How will the United Kingdoms Frequency of Hot Days Change?
- These two maps show the percentage of hot days expected during the 2060s and 2090s given high carbon dioxide emissions through the century (scenario A2).
- A hot day is defined by the temperature exceeded on 10% of days in 1970-1999. So, in 1970– 1999, you would have expected 1 in 10 days to be hot. If the map shading indicates that more than 10% of days are hot, then there has been an increase in the number of hot days.
- In areas shaded deep red, every day will be a hot day. Yellow areas will have 30% hot days.
- The number in the centre of each grid box is the number of hot days we expect; the smaller numbers in the upper and lower corners give the range of numbers of hot days that might occur.
- The frequency of hot days has increased since 1960 in every season – especially summer (JJA).
- Hot days will become more frequent in all areas of the UK.
- Hot days will occur on 9-25% of days by 2060s and 14-35% of days by 2090s. The fastest increases will be in the summer (JJA).

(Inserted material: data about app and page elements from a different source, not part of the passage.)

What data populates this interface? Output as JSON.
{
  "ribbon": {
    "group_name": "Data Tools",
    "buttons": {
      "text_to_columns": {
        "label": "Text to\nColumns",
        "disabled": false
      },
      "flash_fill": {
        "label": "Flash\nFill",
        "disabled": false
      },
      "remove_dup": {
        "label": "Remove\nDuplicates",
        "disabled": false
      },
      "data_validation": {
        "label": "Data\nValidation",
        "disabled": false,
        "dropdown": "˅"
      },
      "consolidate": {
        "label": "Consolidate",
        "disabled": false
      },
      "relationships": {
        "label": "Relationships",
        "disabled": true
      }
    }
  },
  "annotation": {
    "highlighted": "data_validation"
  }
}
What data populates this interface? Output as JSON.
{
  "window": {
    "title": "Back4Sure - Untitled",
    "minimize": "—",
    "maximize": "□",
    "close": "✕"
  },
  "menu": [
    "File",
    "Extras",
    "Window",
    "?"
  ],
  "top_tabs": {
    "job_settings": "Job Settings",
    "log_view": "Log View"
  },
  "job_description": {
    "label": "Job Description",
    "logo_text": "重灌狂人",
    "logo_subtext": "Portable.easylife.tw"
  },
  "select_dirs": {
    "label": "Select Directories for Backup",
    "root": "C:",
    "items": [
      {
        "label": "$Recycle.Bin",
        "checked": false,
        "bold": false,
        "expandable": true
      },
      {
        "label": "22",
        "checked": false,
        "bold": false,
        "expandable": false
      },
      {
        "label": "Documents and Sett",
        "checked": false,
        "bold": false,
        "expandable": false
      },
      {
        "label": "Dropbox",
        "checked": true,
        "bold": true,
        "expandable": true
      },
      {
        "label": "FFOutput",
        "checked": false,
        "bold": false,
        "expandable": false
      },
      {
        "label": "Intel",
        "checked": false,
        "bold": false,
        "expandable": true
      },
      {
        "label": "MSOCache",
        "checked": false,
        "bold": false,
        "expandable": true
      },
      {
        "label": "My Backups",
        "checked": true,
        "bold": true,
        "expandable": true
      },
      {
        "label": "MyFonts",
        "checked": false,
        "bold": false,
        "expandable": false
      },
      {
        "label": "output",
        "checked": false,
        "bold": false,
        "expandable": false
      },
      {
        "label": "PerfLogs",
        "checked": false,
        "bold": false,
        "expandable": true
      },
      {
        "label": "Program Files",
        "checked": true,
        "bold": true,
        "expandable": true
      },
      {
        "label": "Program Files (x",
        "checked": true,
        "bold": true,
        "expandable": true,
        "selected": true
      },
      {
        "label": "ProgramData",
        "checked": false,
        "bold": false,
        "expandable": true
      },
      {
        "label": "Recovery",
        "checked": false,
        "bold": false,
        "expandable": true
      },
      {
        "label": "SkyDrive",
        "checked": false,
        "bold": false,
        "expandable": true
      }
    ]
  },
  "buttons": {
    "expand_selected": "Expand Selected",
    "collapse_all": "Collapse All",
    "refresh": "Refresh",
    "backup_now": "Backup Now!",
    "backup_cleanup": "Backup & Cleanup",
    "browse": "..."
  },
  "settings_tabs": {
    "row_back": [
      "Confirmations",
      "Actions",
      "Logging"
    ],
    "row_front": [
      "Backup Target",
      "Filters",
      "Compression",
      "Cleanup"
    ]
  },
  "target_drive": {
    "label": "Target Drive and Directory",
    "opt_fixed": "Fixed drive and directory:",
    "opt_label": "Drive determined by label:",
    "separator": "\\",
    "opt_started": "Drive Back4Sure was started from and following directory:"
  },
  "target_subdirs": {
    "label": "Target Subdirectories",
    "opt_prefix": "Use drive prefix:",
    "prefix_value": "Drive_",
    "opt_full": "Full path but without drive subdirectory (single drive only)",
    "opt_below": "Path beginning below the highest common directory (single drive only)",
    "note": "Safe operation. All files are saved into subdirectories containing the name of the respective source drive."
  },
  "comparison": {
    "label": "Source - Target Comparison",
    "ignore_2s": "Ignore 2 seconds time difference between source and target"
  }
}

McSweeney, C., New, M. and Lizcano, G. (2009) Climate Change Country Profiles – UK. Oxford University School of Geography and Environment and the Tyndall Centre for Climate Change Research. Report commissioned by the British Council, RMetS, RGS-IBG for www.climate4classrooms.org